The question here is not “Democrat or Non-Democrat.” The question here is not even “Democrat or Republican.” The real question is “liberal, conservative, independent, libertarian, socialist, progressive or none of the above.”
We must realize that the institutional popularity of colleges and sports programs is nowhere near as important as the lives and livelihoods of the innocent women, and men, they so readily sweep under the rug. Until then, an insidious culture that protects the image of influential organizations at whatever cost will continue to prevail.
All in all, our political stance is complex, compelling and, most importantly, critical to the continued success of this phenomenal country.
There is a problem when men dominate both the attendance and the questions of political on-campus events. There is a problem when women who hold leadership positions stick out because of their gender. There is a problem when girls like me, who rarely pay attention to these things, start to worry.
Last semester I took “Communication and the Presidency," taught by David Eisenhower in the Annenberg School. A hidden gem of Penn, the course provided a stipend to fly to any Presidential Library to do research for the course’s assignment of a 30-page paper. I flew to Dallas, Texas, where I studied George W. Bush’s epideictic rhetoric in his three major post-9/11 speeches.
Since 1983, straight people have had the privilege of not needing to have an internal conversation about whether their blood is worthy. They will not have the experience of being in a student organization’s meeting where a blood drive is chosen as the next philanthropic event, knowing they cannot participate due to their sexuality.
We believe that the Ivy Plus Leadership Mission to Israel, whether it be intentional or unintentional, will in fact obscure and hide many of the oppressive actions of the Israeli government that are categorically wrong and illegal.
This community exemplifies the power of shared experience as an unspoken bond between veterans, creating a forum for mutual understanding and hope. Veterans of the VMC community are eager to be heard by the ear of an individual with a genuine desire to support them. But there is more to be done.
As the SAC Executive Board, we will continue to encourage and support a robust student life on campus, while upholding our duty to make fiscally responsible decisions.

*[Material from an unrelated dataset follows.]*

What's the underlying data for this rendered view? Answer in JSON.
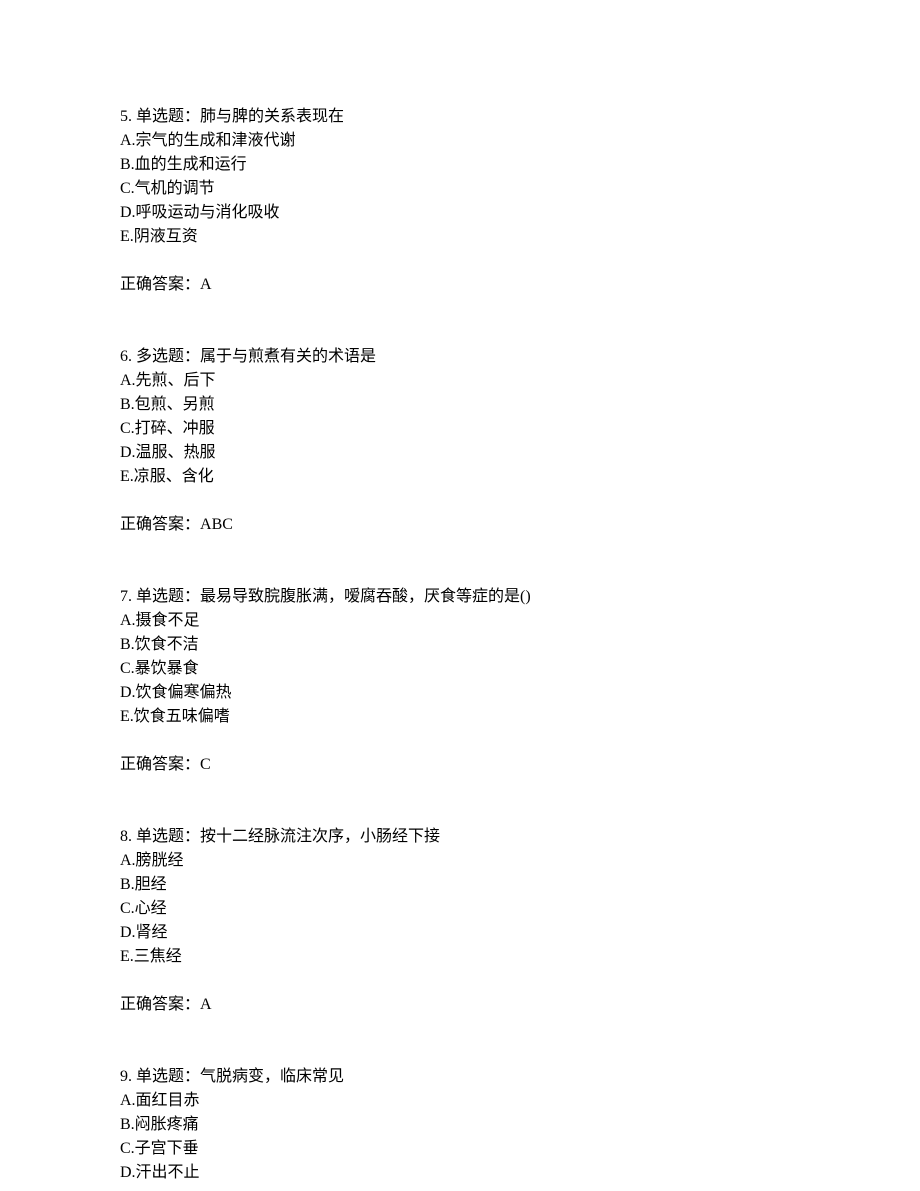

The UA is not an airport shuttle club, as I have heard some people say. For most, if not all, of the representatives, it is an innate call to do something productive with their lives while fostering a better University.
At the end of the day, this isn’t about House of Cards politics. People aren’t pawns, they’re people.
W e make a point of saying that we want to take the UA in a fundamentally new direction.
I should not have to defend my need of missing class due to my religious observance.
We need to demonstrate to the Hillel of Greater Philadelphia that maliciously stifling its member groups is not acceptable.
The ASA’s boycott undermines the pursuit of education by limiting academic freedom, and therefore, by continuing to support the ASA, Penn is directly opposing its academic purpose by being part of the ASA.
A lot of the humanities have to do with how important it is to understand and love other people, and while that’s something so obvious that Barney the Dinosaur knows it, that doesn’t make it easy.
My identity as a person of color - and my experiences as a former member of a low-income neighborhood - is not something that can be easily taken off like a baseball cap and sweatpants and tacky chains worn at a frat party.
As six concerned members of the Penn community who strive to foster multicultural dialogue, we find the general trend of parties that serve to culturally objectify and vilify certain groups on campus deeply concerning.
It is a shame that there are members of the Penn community that feel comfortable throwing a party with a theme that is blatantly racist.
Call it what you want — the struggle bus, the grind, hell week — it is a road to exhaustion, depression and worse. It is a road of alienation, high expectations to succeed and an unspoken pressure to not appear to fail — at anything.
John Hanger’s platform prioritizes human rights that are currently under attack, such as public education, good jobs and a healthy environment.
When you live in a society that demands so much of your existence, life does not stop when you feel sad. For many of our families, especially without the information or resources, mental health is often misunderstood and something we’re forced to suck up.
It not just reaching out in the moment that counts, but maintaining an ongoing conversation with students.